Going through the data below, please show each line containing the string "icon".
***** The data *****
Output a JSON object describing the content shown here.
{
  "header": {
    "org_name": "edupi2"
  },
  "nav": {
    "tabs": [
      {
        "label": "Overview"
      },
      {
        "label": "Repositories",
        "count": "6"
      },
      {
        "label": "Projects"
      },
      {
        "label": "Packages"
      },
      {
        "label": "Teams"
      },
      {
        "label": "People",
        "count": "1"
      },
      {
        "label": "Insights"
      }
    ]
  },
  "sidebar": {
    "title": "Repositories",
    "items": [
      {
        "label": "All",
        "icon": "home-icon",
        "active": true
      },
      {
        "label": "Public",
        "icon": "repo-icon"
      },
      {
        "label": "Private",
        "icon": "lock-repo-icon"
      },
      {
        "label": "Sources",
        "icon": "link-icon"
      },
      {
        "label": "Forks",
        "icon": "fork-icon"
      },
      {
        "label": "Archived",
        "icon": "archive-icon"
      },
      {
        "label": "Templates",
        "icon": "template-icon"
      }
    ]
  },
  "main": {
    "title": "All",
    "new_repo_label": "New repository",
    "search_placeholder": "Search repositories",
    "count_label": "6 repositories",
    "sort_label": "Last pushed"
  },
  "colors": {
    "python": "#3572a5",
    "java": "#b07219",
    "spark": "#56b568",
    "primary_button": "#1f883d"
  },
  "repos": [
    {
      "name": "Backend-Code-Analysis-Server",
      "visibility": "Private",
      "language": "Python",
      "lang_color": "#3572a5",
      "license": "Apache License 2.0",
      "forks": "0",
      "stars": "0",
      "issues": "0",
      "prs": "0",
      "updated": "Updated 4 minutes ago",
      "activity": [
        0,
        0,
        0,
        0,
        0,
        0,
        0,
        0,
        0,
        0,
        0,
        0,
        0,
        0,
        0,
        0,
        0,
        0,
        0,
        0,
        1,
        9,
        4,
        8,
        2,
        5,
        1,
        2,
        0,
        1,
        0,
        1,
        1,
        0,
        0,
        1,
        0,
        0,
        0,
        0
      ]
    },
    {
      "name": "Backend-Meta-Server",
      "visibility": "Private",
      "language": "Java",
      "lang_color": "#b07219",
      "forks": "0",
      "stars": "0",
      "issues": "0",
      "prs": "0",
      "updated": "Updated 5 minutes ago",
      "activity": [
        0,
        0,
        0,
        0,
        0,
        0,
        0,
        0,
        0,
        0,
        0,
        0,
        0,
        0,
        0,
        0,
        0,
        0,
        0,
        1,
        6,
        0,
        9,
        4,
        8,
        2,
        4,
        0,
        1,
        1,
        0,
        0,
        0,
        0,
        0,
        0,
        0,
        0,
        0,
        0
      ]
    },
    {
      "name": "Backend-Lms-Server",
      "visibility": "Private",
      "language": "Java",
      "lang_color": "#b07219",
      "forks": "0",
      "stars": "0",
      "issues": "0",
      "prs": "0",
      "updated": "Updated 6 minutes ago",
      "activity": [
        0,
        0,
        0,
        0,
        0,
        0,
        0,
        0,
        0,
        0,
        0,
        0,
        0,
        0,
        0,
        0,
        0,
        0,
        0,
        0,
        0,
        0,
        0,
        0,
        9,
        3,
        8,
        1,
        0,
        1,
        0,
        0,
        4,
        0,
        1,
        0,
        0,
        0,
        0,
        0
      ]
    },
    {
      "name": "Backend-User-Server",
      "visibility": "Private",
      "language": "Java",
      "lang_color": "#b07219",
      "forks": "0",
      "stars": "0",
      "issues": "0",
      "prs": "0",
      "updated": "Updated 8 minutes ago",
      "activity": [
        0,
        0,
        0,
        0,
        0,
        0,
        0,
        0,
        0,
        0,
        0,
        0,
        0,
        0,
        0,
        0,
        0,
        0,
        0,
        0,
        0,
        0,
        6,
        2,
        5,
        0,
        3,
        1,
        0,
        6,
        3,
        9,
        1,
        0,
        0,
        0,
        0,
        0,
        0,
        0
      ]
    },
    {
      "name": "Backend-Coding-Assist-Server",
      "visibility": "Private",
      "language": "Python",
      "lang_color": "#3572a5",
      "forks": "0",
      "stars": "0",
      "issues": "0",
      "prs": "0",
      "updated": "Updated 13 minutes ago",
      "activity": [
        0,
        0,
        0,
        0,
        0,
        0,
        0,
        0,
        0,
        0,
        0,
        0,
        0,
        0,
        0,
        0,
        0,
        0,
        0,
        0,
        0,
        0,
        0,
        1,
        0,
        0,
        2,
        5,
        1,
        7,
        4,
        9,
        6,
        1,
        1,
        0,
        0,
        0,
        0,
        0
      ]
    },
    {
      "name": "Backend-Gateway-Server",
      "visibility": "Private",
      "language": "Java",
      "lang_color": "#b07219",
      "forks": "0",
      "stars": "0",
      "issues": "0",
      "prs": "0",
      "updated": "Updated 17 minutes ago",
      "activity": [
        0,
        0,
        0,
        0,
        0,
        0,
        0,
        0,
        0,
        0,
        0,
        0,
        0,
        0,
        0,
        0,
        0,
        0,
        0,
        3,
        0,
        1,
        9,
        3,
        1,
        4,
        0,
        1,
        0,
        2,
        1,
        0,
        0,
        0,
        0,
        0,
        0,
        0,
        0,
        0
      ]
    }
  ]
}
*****
### [Result below]
        "icon": "home-icon",
        "icon": "repo-icon"
        "icon": "lock-repo-icon"
        "icon": "link-icon"
        "icon": "fork-icon"
        "icon": "archive-icon"
        "icon": "template-icon"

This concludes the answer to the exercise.